------ Records provided ------

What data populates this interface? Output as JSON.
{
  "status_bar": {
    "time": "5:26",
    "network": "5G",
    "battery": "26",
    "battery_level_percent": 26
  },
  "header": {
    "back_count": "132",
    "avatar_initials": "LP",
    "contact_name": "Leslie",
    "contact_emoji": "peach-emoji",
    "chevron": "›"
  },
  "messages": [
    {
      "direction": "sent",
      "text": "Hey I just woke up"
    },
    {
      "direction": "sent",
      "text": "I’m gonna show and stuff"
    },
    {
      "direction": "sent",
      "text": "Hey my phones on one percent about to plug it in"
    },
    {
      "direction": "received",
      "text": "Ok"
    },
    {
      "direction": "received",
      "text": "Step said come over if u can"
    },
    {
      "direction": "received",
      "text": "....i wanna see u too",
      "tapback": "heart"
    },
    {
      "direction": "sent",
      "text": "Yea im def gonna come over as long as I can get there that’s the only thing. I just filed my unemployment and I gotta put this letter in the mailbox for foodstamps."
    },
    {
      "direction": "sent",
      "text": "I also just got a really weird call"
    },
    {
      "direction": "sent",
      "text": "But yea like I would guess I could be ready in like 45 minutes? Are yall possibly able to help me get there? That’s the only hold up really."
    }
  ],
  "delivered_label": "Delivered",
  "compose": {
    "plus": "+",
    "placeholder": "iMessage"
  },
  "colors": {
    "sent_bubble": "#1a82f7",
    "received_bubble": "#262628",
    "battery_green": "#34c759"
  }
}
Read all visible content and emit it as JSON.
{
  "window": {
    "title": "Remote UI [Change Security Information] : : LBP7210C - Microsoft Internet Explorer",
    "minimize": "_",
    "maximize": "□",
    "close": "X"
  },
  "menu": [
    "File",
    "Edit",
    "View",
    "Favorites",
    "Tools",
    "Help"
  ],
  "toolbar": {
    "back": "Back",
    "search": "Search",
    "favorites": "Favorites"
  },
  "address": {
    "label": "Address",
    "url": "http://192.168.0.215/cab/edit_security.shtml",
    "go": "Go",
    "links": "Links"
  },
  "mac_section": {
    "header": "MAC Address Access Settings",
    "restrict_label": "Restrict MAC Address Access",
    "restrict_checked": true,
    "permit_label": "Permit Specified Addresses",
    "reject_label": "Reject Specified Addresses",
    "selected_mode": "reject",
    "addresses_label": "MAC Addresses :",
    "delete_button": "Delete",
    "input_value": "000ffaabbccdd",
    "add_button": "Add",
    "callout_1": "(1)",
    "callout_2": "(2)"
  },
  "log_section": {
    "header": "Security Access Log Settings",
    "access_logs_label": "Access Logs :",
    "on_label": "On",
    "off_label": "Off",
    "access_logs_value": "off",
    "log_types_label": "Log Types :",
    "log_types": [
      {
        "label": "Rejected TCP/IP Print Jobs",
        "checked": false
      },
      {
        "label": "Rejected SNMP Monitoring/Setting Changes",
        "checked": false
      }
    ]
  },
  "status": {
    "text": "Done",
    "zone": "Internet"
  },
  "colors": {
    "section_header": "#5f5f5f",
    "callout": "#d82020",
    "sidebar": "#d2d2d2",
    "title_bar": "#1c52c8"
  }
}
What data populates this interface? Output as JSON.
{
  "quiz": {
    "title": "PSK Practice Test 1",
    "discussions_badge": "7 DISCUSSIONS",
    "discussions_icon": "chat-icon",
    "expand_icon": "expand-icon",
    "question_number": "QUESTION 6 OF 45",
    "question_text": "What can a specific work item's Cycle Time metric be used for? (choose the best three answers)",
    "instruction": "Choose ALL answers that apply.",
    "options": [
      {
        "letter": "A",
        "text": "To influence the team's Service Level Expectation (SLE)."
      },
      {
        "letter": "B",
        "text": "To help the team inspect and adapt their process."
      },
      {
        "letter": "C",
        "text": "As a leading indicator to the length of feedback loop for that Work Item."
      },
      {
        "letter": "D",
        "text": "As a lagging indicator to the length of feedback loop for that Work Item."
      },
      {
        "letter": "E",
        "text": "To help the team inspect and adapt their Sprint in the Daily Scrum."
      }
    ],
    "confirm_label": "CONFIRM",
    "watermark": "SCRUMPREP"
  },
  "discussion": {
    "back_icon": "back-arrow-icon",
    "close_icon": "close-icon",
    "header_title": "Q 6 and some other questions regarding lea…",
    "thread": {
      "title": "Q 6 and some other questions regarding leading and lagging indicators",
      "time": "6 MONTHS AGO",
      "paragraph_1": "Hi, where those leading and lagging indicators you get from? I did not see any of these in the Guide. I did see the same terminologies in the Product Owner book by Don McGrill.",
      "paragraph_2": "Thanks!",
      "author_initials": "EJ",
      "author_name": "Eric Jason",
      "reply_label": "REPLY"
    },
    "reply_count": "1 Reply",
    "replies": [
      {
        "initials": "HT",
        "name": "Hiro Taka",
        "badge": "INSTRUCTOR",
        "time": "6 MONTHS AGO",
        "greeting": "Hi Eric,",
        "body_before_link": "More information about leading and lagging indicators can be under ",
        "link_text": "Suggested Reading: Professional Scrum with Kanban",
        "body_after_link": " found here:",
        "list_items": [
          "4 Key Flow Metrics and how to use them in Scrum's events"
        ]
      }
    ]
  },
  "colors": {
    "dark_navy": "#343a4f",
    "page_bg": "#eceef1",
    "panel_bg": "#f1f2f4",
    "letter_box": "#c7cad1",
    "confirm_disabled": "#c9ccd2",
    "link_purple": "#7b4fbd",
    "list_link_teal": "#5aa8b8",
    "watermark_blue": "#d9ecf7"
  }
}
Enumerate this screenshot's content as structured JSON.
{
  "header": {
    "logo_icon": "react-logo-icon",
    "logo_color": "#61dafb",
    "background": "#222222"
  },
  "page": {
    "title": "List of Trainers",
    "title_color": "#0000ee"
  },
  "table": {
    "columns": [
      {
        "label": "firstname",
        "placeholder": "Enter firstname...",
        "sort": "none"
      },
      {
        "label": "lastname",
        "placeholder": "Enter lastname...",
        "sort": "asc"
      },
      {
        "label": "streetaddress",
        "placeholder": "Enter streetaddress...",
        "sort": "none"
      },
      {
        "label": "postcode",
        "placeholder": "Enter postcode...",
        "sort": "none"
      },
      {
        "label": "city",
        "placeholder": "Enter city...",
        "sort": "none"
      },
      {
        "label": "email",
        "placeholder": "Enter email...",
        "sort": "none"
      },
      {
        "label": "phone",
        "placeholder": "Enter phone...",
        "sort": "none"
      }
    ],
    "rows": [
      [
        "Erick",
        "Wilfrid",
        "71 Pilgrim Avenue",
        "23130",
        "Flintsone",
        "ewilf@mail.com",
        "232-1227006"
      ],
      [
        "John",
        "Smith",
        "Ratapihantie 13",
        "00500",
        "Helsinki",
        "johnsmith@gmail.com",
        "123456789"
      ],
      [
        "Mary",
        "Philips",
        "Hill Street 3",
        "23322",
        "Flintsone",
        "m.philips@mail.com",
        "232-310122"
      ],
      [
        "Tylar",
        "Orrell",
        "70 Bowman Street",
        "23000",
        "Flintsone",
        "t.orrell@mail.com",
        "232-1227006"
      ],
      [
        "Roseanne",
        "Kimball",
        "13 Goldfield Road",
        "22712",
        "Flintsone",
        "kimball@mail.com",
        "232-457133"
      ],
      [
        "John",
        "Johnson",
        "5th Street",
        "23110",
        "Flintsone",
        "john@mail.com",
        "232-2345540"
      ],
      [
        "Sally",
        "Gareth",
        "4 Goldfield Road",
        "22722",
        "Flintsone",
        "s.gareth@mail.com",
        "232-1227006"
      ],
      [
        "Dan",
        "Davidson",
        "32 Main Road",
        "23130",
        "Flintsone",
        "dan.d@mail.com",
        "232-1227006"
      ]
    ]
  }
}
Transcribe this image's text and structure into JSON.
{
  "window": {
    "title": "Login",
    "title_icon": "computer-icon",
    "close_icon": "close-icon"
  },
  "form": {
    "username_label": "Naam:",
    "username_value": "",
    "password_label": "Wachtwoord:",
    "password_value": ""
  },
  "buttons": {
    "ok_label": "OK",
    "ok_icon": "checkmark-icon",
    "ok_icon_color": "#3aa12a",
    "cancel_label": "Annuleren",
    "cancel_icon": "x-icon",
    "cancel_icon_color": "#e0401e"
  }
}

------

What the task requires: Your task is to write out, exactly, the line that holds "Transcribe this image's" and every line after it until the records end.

Exercise result:
Transcribe this image's text and structure into JSON.
{
  "window": {
    "title": "Login",
    "title_icon": "computer-icon",
    "close_icon": "close-icon"
  },
  "form": {
    "username_label": "Naam:",
    "username_value": "",
    "password_label": "Wachtwoord:",
    "password_value": ""
  },
  "buttons": {
    "ok_label": "OK",
    "ok_icon": "checkmark-icon",
    "ok_icon_color": "#3aa12a",
    "cancel_label": "Annuleren",
    "cancel_icon": "x-icon",
    "cancel_icon_color": "#e0401e"
  }
}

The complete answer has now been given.